As more and more people opt to live together without getting married, the concept of cohabitation agreements has become increasingly popular. In the Netherlands, cohabitation agreements can also play a crucial role in visa applications for non-EU partners.
A cohabitation agreement is a legal document that outlines the rights and responsibilities of partners who choose to live together. It can cover various aspects, such as living arrangements, finances, property, and children. By signing a cohabitation agreement, partners can clarify their expectations and protect their interests in case of a breakup or legal dispute.
In the Netherlands, cohabitation agreements can also serve as evidence of a stable relationship between a Dutch citizen or resident and their non-EU partner. This is particularly important for visa applications, as the Dutch Immigration and Naturalisation Service (IND) requires proof of « durable and exclusive » cohabitation for at least six months before granting a residence permit.
To apply for a cohabitation visa, the Dutch partner and their non-EU partner must meet certain conditions. These include being at least 21 years old, having a valid passport, and meeting the income requirement. The Dutch partner must also provide a declaration of support, confirming that they can financially support their non-EU partner for the duration of their stay in the Netherlands.
Apart from these requirements, the IND may also ask for additional proof of the relationship, such as photos, letters, or joint bank statements. However, a cohabitation agreement can be a powerful piece of evidence, as it demonstrates the partners` commitment to each other and provides a clear legal framework for their cohabitation.
To create a valid cohabitation agreement in the Netherlands, it`s advisable to consult a legal expert who can help draft the document and ensure that it complies with Dutch law. The agreement should specify the partners` names, the date of the agreement, and the terms and conditions of their cohabitation.

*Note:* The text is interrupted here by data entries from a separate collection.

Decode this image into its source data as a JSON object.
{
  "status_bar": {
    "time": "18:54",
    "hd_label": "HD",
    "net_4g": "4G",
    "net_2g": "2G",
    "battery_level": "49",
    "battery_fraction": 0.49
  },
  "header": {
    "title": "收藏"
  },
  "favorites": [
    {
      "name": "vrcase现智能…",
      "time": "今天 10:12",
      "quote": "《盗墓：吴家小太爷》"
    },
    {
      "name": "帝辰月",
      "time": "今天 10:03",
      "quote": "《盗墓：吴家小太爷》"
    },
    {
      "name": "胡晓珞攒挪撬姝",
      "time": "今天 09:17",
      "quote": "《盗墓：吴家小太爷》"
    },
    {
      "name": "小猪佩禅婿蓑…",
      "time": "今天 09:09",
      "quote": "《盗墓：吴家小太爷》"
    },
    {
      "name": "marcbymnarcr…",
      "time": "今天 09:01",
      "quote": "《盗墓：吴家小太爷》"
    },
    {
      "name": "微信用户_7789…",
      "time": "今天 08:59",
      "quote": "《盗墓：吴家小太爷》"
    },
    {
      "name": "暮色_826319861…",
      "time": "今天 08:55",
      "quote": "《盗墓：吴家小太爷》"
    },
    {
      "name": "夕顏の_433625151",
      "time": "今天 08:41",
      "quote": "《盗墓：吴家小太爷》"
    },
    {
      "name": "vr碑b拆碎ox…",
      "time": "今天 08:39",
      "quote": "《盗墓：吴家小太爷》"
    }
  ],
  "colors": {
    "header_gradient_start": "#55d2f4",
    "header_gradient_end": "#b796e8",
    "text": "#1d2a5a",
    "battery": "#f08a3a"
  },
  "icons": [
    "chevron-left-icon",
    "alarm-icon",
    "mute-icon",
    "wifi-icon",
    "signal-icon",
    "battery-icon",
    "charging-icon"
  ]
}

Some of the key provisions that a cohabitation agreement may cover include:
– Housing arrangements: who will be responsible for paying rent or mortgage, maintaining the property, and how the partners will divide the living space
– Financial arrangements: how the partners will split expenses, such as utilities, groceries, and insurance, and whether they will share joint bank accounts or credit cards
– Property ownership: how the partners will handle any joint assets, such as cars, furniture, or real estate, and what will happen to the property in case of separation or death
– Children: if the partners have or plan to have children, how they will raise and support them, and whether they will adopt or use assisted reproduction methods
– Dispute resolution: how the partners will handle conflicts or disagreements, such as through mediation or arbitration, and what will happen if they cannot resolve the issue amicably.
In conclusion, a cohabitation agreement can be a valuable tool for partners who choose to live together in the Netherlands. Not only can it provide legal protection and clarity in case of a breakup or dispute, but it can also help non-EU partners obtain a visa and stay with their Dutch partners for a longer period. As such, it`s worth considering a cohabitation agreement as part of any comprehensive estate planning or immigration strategy.